= Beginning of Section =

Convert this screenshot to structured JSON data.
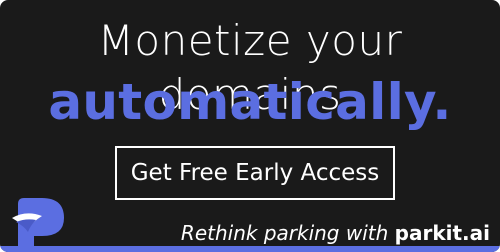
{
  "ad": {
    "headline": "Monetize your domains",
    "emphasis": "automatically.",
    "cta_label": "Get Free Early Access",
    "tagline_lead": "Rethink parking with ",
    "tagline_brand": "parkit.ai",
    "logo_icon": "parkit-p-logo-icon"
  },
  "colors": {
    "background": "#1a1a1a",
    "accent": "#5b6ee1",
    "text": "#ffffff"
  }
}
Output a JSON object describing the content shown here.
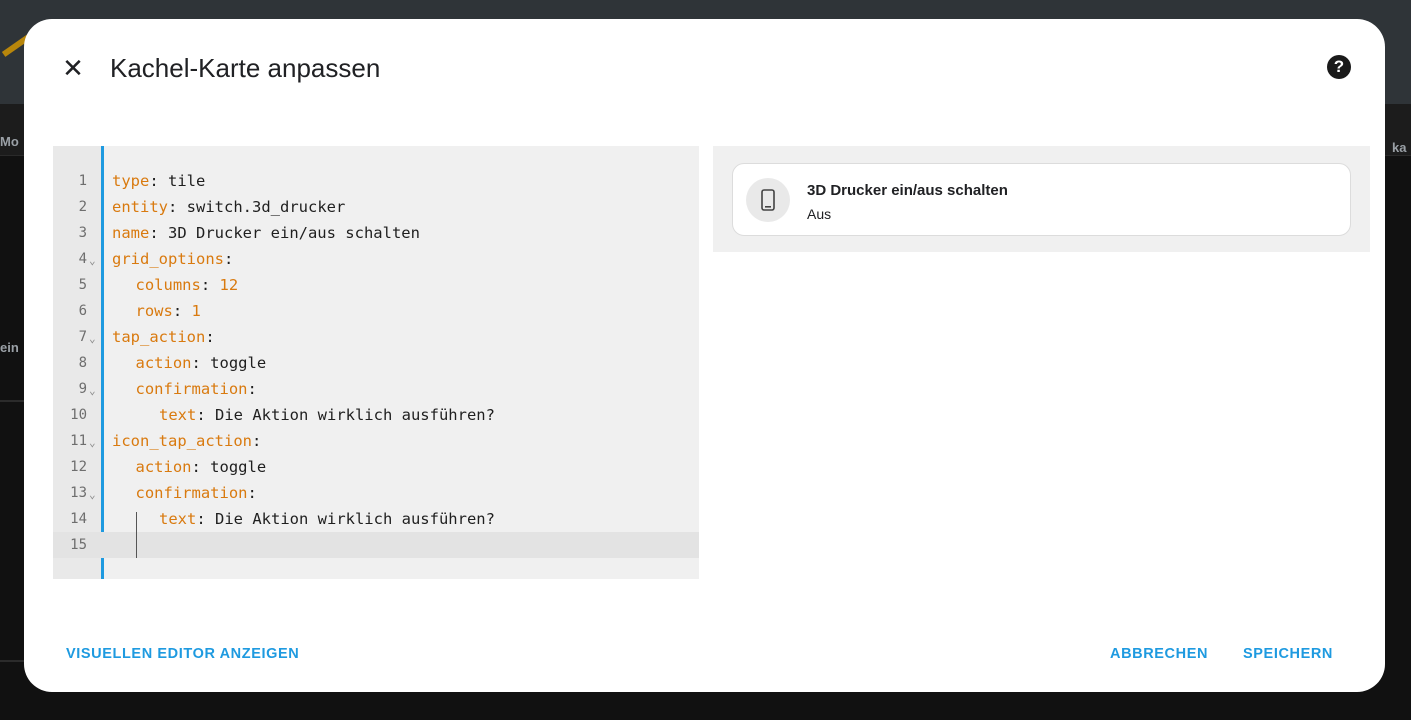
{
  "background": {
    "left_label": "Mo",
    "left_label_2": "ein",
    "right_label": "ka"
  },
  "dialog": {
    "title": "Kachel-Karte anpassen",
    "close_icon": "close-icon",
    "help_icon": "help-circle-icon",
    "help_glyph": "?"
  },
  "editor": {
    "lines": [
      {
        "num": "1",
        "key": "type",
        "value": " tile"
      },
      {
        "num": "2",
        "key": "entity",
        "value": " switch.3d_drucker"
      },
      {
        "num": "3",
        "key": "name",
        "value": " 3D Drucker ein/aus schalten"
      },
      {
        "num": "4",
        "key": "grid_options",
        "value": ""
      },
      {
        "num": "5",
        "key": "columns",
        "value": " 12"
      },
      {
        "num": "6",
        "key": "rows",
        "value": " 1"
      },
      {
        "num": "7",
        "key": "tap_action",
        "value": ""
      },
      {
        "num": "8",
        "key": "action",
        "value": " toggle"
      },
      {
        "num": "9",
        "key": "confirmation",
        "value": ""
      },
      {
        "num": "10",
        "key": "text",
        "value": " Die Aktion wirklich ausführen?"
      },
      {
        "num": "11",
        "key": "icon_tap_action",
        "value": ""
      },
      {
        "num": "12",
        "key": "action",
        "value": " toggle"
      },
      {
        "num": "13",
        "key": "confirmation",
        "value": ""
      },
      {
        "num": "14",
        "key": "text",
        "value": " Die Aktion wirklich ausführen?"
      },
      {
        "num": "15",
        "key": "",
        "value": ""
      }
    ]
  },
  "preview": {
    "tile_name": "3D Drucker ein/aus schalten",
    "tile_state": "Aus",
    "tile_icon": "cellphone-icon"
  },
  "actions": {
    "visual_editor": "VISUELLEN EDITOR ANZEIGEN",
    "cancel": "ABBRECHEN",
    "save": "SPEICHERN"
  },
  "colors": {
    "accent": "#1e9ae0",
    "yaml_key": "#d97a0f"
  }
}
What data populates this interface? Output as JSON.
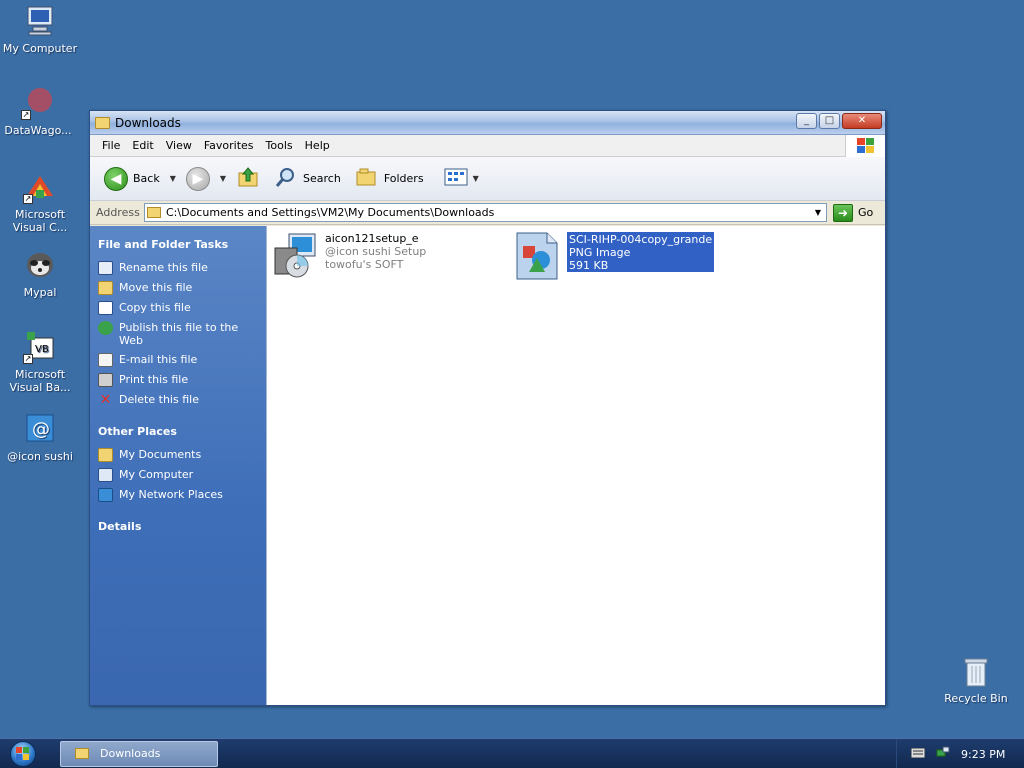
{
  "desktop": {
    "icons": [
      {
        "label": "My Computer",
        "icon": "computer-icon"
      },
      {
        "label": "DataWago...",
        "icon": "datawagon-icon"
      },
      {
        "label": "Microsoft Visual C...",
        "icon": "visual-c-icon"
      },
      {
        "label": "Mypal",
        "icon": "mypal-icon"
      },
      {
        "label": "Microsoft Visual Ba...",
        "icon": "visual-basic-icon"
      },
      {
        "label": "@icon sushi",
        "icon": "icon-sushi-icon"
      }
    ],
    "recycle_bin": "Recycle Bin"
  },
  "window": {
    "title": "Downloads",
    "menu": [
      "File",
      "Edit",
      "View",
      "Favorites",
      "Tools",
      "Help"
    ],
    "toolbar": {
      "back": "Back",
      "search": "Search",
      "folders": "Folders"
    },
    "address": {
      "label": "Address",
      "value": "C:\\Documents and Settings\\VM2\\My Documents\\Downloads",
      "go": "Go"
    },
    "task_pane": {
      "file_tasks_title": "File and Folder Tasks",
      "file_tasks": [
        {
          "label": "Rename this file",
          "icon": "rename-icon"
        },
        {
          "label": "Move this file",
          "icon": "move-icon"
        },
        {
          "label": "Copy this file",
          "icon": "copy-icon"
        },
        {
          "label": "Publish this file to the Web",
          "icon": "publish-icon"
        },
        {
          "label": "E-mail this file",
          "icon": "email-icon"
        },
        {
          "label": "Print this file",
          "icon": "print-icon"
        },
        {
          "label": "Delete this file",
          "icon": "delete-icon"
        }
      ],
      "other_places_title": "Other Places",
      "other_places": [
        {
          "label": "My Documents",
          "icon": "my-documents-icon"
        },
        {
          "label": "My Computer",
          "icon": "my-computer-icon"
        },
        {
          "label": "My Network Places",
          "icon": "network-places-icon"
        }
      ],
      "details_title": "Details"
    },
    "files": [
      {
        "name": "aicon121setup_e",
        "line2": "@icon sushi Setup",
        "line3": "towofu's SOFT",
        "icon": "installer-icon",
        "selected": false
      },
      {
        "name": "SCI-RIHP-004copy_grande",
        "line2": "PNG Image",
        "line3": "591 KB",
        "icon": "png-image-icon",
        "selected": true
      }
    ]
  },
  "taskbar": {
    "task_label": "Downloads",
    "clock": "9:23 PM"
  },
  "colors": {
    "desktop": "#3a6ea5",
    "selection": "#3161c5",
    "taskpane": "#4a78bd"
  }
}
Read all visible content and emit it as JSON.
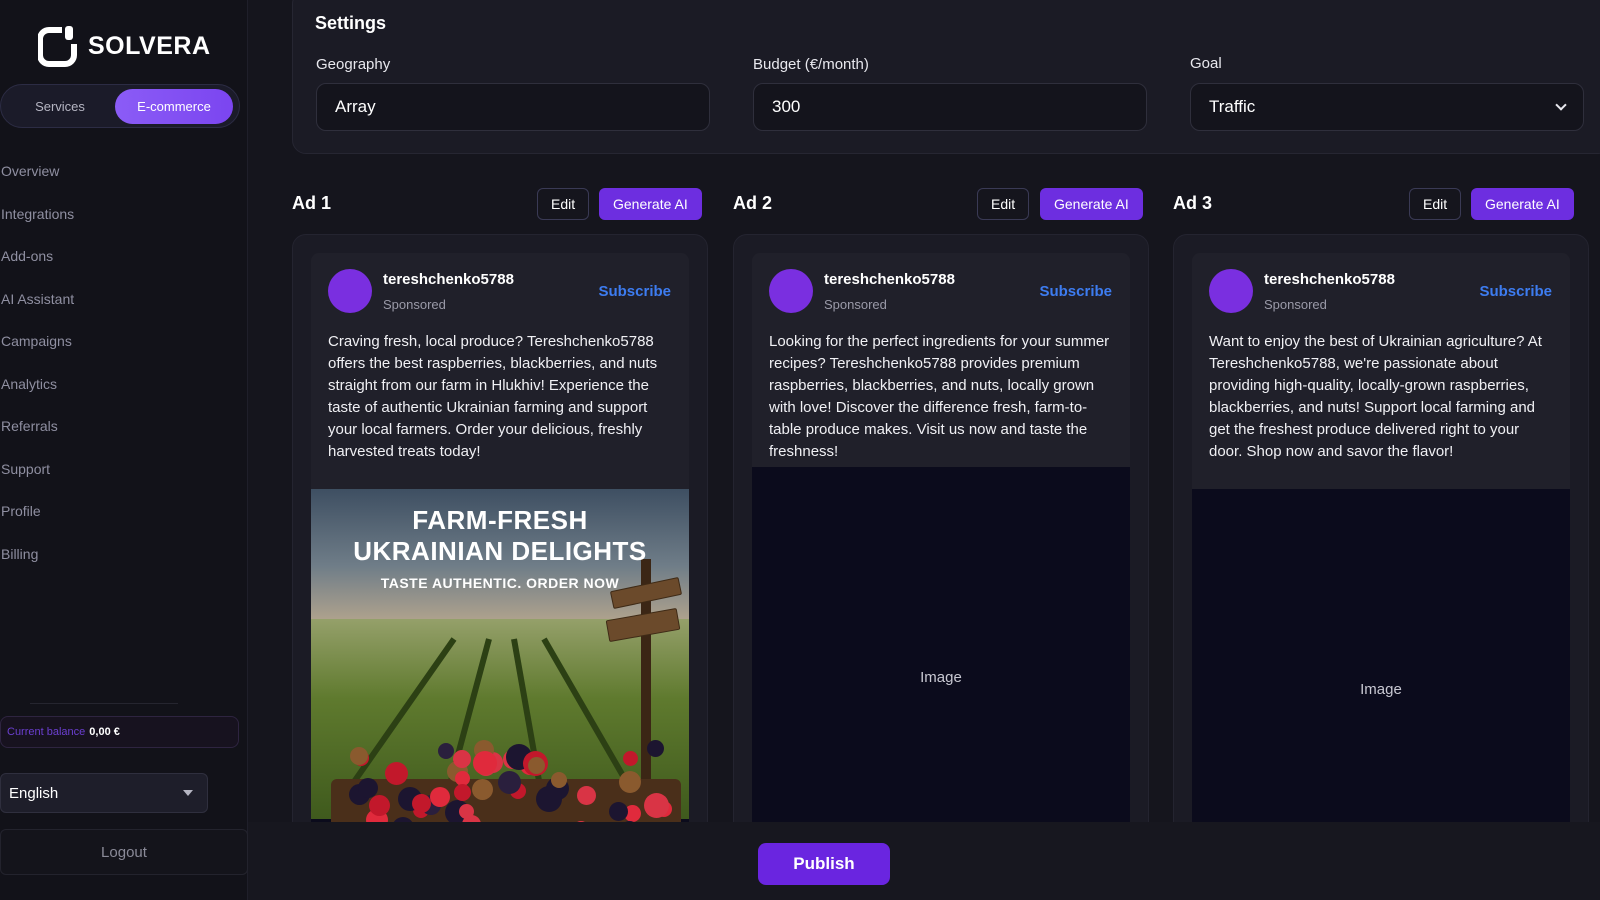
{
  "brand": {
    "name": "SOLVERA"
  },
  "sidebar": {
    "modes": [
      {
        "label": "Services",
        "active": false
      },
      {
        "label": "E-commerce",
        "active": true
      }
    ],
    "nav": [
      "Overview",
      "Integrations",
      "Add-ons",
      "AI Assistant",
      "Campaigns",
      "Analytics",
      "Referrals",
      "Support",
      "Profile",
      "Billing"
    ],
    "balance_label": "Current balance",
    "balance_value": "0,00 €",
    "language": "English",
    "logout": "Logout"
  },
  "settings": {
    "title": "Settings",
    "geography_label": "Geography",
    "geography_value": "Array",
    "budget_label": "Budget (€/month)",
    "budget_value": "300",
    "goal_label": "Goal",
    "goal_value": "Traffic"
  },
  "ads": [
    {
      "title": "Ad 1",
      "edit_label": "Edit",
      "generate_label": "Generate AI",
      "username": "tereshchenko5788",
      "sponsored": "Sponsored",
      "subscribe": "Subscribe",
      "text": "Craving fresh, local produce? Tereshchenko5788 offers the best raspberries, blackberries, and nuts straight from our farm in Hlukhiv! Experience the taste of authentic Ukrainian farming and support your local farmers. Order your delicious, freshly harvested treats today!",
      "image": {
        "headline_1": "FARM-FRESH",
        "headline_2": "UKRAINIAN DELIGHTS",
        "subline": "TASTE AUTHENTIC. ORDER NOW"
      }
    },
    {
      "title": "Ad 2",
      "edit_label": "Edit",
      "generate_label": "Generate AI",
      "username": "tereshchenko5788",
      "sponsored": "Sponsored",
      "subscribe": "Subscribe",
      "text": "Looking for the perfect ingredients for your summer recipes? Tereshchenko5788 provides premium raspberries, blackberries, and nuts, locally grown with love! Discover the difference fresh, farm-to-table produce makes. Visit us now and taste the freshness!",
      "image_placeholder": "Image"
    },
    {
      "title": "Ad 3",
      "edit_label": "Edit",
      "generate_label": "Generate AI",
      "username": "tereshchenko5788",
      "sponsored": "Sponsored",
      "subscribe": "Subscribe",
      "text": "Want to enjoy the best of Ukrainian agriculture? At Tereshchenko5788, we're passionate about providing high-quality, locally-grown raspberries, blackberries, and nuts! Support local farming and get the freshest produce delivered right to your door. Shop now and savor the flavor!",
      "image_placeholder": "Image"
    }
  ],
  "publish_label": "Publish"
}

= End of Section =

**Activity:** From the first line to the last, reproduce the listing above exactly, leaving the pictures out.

**Result:**
Convert this screenshot to structured JSON data.
{
  "ad": {
    "headline": "Monetize your domains",
    "emphasis": "automatically.",
    "cta_label": "Get Free Early Access",
    "tagline_lead": "Rethink parking with ",
    "tagline_brand": "parkit.ai",
    "logo_icon": "parkit-p-logo-icon"
  },
  "colors": {
    "background": "#1a1a1a",
    "accent": "#5b6ee1",
    "text": "#ffffff"
  }
}
Output a JSON object describing the content shown here.
{
  "background": {
    "left_label": "Mo",
    "left_label_2": "ein",
    "right_label": "ka"
  },
  "dialog": {
    "title": "Kachel-Karte anpassen",
    "close_icon": "close-icon",
    "help_icon": "help-circle-icon",
    "help_glyph": "?"
  },
  "editor": {
    "lines": [
      {
        "num": "1",
        "key": "type",
        "value": " tile"
      },
      {
        "num": "2",
        "key": "entity",
        "value": " switch.3d_drucker"
      },
      {
        "num": "3",
        "key": "name",
        "value": " 3D Drucker ein/aus schalten"
      },
      {
        "num": "4",
        "key": "grid_options",
        "value": ""
      },
      {
        "num": "5",
        "key": "columns",
        "value": " 12"
      },
      {
        "num": "6",
        "key": "rows",
        "value": " 1"
      },
      {
        "num": "7",
        "key": "tap_action",
        "value": ""
      },
      {
        "num": "8",
        "key": "action",
        "value": " toggle"
      },
      {
        "num": "9",
        "key": "confirmation",
        "value": ""
      },
      {
        "num": "10",
        "key": "text",
        "value": " Die Aktion wirklich ausführen?"
      },
      {
        "num": "11",
        "key": "icon_tap_action",
        "value": ""
      },
      {
        "num": "12",
        "key": "action",
        "value": " toggle"
      },
      {
        "num": "13",
        "key": "confirmation",
        "value": ""
      },
      {
        "num": "14",
        "key": "text",
        "value": " Die Aktion wirklich ausführen?"
      },
      {
        "num": "15",
        "key": "",
        "value": ""
      }
    ]
  },
  "preview": {
    "tile_name": "3D Drucker ein/aus schalten",
    "tile_state": "Aus",
    "tile_icon": "cellphone-icon"
  },
  "actions": {
    "visual_editor": "VISUELLEN EDITOR ANZEIGEN",
    "cancel": "ABBRECHEN",
    "save": "SPEICHERN"
  },
  "colors": {
    "accent": "#1e9ae0",
    "yaml_key": "#d97a0f"
  }
}
What data populates this interface? Output as JSON.
{
  "desktop": {
    "icons": [
      {
        "label": "My Computer",
        "icon": "computer-icon"
      },
      {
        "label": "DataWago...",
        "icon": "datawagon-icon"
      },
      {
        "label": "Microsoft Visual C...",
        "icon": "visual-c-icon"
      },
      {
        "label": "Mypal",
        "icon": "mypal-icon"
      },
      {
        "label": "Microsoft Visual Ba...",
        "icon": "visual-basic-icon"
      },
      {
        "label": "@icon sushi",
        "icon": "icon-sushi-icon"
      }
    ],
    "recycle_bin": "Recycle Bin"
  },
  "window": {
    "title": "Downloads",
    "menu": [
      "File",
      "Edit",
      "View",
      "Favorites",
      "Tools",
      "Help"
    ],
    "toolbar": {
      "back": "Back",
      "search": "Search",
      "folders": "Folders"
    },
    "address": {
      "label": "Address",
      "value": "C:\\Documents and Settings\\VM2\\My Documents\\Downloads",
      "go": "Go"
    },
    "task_pane": {
      "file_tasks_title": "File and Folder Tasks",
      "file_tasks": [
        {
          "label": "Rename this file",
          "icon": "rename-icon"
        },
        {
          "label": "Move this file",
          "icon": "move-icon"
        },
        {
          "label": "Copy this file",
          "icon": "copy-icon"
        },
        {
          "label": "Publish this file to the Web",
          "icon": "publish-icon"
        },
        {
          "label": "E-mail this file",
          "icon": "email-icon"
        },
        {
          "label": "Print this file",
          "icon": "print-icon"
        },
        {
          "label": "Delete this file",
          "icon": "delete-icon"
        }
      ],
      "other_places_title": "Other Places",
      "other_places": [
        {
          "label": "My Documents",
          "icon": "my-documents-icon"
        },
        {
          "label": "My Computer",
          "icon": "my-computer-icon"
        },
        {
          "label": "My Network Places",
          "icon": "network-places-icon"
        }
      ],
      "details_title": "Details"
    },
    "files": [
      {
        "name": "aicon121setup_e",
        "line2": "@icon sushi Setup",
        "line3": "towofu's SOFT",
        "icon": "installer-icon",
        "selected": false
      },
      {
        "name": "SCI-RIHP-004copy_grande",
        "line2": "PNG Image",
        "line3": "591 KB",
        "icon": "png-image-icon",
        "selected": true
      }
    ]
  },
  "taskbar": {
    "task_label": "Downloads",
    "clock": "9:23 PM"
  },
  "colors": {
    "desktop": "#3a6ea5",
    "selection": "#3161c5",
    "taskpane": "#4a78bd"
  }
}
Read all visible content and emit it as JSON.
{
  "brand": {
    "name": "SOLVERA"
  },
  "sidebar": {
    "modes": [
      {
        "label": "Services",
        "active": false
      },
      {
        "label": "E-commerce",
        "active": true
      }
    ],
    "nav": [
      "Overview",
      "Integrations",
      "Add-ons",
      "AI Assistant",
      "Campaigns",
      "Analytics",
      "Referrals",
      "Support",
      "Profile",
      "Billing"
    ],
    "balance_label": "Current balance",
    "balance_value": "0,00 €",
    "language": "English",
    "logout": "Logout"
  },
  "settings": {
    "title": "Settings",
    "geography_label": "Geography",
    "geography_value": "Array",
    "budget_label": "Budget (€/month)",
    "budget_value": "300",
    "goal_label": "Goal",
    "goal_value": "Traffic"
  },
  "ads": [
    {
      "title": "Ad 1",
      "edit_label": "Edit",
      "generate_label": "Generate AI",
      "username": "tereshchenko5788",
      "sponsored": "Sponsored",
      "subscribe": "Subscribe",
      "text": "Craving fresh, local produce? Tereshchenko5788 offers the best raspberries, blackberries, and nuts straight from our farm in Hlukhiv! Experience the taste of authentic Ukrainian farming and support your local farmers. Order your delicious, freshly harvested treats today!",
      "image": {
        "headline_1": "FARM-FRESH",
        "headline_2": "UKRAINIAN DELIGHTS",
        "subline": "TASTE AUTHENTIC. ORDER NOW"
      }
    },
    {
      "title": "Ad 2",
      "edit_label": "Edit",
      "generate_label": "Generate AI",
      "username": "tereshchenko5788",
      "sponsored": "Sponsored",
      "subscribe": "Subscribe",
      "text": "Looking for the perfect ingredients for your summer recipes? Tereshchenko5788 provides premium raspberries, blackberries, and nuts, locally grown with love! Discover the difference fresh, farm-to-table produce makes. Visit us now and taste the freshness!",
      "image_placeholder": "Image"
    },
    {
      "title": "Ad 3",
      "edit_label": "Edit",
      "generate_label": "Generate AI",
      "username": "tereshchenko5788",
      "sponsored": "Sponsored",
      "subscribe": "Subscribe",
      "text": "Want to enjoy the best of Ukrainian agriculture? At Tereshchenko5788, we're passionate about providing high-quality, locally-grown raspberries, blackberries, and nuts! Support local farming and get the freshest produce delivered right to your door. Shop now and savor the flavor!",
      "image_placeholder": "Image"
    }
  ],
  "publish_label": "Publish"
}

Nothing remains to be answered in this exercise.